  • The combination of rapid innovation, health system strain and relative regulatory immaturity of AI in health care creates both heightened opportunity and risk.
  • RAI in the modern era is more expansive than ever before because AI will increasingly impact every part of health systems.
  • A strategic RAI posture must champion value, compliance and trust. Directional principles and guidelines are not enough.
  • Anchor on value.
  • Regulatory requirements will evolve. Meanwhile, health systems need to lay a foundation that enables durability and readiness for the future.
  • Compliance cannot be a barrier. Maintain rigor and practicality.
  • Trust is the currency of health care. It should be built, nurtured and maintained at every opportunity.

Trust is the currency of health care. For AI adoption to be successful, trust in the data, technology and outputs is non-negotiable. If technology or insights are not trusted — and therefore are unused — value is absent. Leaders need an honest approach to the current state: within health care, the incumbent trust ecosystem is already complex. Technology has historically reduced clinician productivity and increased administrative burdens. At present, as clinicians are stretched to manage patient loads and may have less tolerance for potential “distractions.” Meanwhile, there is a patient trust deficit and heightened awareness of equity, security, privacy and consent risks.

When selecting, designing and deploying AI, it is critical that leaders identify areas of friction versus fuel.

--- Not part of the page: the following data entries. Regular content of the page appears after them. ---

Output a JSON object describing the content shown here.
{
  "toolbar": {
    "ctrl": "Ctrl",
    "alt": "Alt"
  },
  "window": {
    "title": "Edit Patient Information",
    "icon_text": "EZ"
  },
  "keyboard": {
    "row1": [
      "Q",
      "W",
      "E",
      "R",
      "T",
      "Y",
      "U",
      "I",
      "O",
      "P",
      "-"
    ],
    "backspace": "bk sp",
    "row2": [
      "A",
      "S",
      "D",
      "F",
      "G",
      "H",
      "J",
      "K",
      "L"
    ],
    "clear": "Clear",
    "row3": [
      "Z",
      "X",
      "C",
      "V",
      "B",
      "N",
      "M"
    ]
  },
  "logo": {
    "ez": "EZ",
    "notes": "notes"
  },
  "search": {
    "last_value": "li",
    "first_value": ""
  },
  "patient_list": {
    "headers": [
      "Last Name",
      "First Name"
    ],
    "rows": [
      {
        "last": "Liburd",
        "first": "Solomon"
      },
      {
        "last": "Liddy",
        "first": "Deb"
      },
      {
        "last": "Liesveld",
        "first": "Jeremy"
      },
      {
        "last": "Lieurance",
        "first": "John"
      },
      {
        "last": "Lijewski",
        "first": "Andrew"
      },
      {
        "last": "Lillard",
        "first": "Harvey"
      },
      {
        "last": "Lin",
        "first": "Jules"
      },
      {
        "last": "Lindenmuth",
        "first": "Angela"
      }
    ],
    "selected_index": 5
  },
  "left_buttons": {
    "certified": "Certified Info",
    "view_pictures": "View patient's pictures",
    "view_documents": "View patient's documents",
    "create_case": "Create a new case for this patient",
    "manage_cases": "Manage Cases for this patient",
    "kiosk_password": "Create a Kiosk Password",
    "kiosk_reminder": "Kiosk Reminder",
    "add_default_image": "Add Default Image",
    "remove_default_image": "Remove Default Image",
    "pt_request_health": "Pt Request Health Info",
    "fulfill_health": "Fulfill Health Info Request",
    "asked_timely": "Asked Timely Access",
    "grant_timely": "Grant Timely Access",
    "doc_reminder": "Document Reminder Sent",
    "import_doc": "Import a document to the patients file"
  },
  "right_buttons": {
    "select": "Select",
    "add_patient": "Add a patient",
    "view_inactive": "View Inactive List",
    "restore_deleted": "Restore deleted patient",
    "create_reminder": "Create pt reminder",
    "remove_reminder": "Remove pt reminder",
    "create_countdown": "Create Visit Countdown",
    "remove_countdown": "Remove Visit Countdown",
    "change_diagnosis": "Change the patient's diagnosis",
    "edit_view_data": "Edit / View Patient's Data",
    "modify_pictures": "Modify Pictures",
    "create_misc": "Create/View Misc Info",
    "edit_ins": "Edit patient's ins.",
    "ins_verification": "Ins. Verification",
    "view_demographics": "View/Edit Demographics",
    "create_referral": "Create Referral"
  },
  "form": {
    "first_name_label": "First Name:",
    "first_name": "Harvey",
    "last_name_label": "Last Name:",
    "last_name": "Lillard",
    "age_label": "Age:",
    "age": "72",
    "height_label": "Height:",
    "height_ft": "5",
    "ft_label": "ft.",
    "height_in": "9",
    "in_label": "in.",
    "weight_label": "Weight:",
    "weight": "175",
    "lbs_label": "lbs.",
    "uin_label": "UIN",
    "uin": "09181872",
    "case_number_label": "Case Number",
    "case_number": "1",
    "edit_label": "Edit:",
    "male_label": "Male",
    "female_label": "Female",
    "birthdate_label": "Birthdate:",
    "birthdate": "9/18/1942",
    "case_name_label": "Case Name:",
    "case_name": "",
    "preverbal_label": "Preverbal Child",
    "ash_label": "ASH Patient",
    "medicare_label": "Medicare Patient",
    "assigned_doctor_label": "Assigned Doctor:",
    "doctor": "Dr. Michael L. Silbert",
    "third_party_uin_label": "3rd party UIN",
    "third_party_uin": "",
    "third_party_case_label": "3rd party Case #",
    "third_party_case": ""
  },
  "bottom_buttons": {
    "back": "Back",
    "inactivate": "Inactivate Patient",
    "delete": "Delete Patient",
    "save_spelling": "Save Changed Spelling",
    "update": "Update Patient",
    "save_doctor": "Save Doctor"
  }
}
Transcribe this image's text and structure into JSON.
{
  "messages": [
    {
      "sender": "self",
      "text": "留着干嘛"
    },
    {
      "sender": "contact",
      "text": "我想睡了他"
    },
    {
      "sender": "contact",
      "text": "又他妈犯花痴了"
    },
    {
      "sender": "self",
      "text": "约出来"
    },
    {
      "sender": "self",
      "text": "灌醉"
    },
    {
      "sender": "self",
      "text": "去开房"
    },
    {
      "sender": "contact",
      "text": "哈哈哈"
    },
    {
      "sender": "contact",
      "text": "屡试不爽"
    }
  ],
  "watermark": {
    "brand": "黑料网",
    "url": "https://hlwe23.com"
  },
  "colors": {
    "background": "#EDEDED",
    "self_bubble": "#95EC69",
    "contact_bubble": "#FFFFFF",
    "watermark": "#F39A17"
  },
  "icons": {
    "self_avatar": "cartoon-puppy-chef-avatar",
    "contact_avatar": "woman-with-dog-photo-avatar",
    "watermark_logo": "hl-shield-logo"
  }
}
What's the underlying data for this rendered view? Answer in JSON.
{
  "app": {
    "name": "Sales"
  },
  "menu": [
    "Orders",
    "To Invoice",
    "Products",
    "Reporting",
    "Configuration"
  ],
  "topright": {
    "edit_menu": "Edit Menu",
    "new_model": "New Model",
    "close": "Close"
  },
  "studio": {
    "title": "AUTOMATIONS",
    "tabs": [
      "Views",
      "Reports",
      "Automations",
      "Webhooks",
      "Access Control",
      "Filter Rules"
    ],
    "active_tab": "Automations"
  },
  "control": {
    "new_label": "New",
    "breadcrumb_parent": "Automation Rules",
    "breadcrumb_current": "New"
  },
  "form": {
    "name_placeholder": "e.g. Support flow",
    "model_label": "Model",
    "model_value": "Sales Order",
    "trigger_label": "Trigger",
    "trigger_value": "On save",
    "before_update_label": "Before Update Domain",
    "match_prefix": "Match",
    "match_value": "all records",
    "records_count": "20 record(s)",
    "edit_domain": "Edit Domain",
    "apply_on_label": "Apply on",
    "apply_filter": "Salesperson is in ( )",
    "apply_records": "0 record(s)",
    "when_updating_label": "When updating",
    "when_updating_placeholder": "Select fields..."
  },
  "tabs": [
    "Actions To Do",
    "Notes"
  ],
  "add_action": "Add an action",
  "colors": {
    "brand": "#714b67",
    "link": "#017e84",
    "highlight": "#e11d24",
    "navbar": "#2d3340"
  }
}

Where is trust going to be challenged (e.g., changed workflows; personal data collection)? Where can trust be built (e.g., when ambient listening technology enables clinicians to increase eye contact and reduce time typing; personalization results in better health outcomes)? What additional programs or protocols can be instituted to build trust (e.g., requiring data scientists to take ethics training; data collection opt-out options)?

Every step of this journey is filled with precarious moments where trust will be built or eroded. Again, RAI carries that opportunity and risk. During selection or development of AI applications, stakeholders must be included. This increases efficacy, usage and acceptance, and it is part of the human-centered adoption journey. Driven by behavioral science principles, this approach accomplishes the following: (a) it asks leaders to set visible and approachable messages; (b) it focuses on shifting mindsets and relevant behaviors through engagement and reinforcement in social networks; (c) it elevates skills and understanding (e.g., data literacy around prompt engineering) through formal and informal support; and (d) it takes steps to reward adoption that results in value for impacted parties.

RAI calls for human-centricity and a constant commitment to learning. RAI is not about “setting-it-and-forgetting-it.” To the contrary, it requires constant monitoring of the technologies and behaviors that are impacted. No matter how anthropomorphic AI gets, trust will endure at the core of health.

Other Considerations

As organizations expand AI footprints that demand massive datasets and bad actors use generative AI to create malware, security will go from critical to sacrosanct. Strong data provenance, storage, access controls and vendor management will be even more important.

Enterprises are also asked to consider sustainability concerns associated with generative AI energy usage. Per Accenture Research in 2023, “if current trends continue, machine learning systems could consume nearly all of the world’s energy production by 2040.” For that reason, leaders should make environmentally sustainable choices.

Lauren Logan ( Lauren.H.Logan@accenture.com) is a managing director in Accenture’s Global Health Practice based in Chicago.

Please note that the views of authors do not always reflect the views of AHA.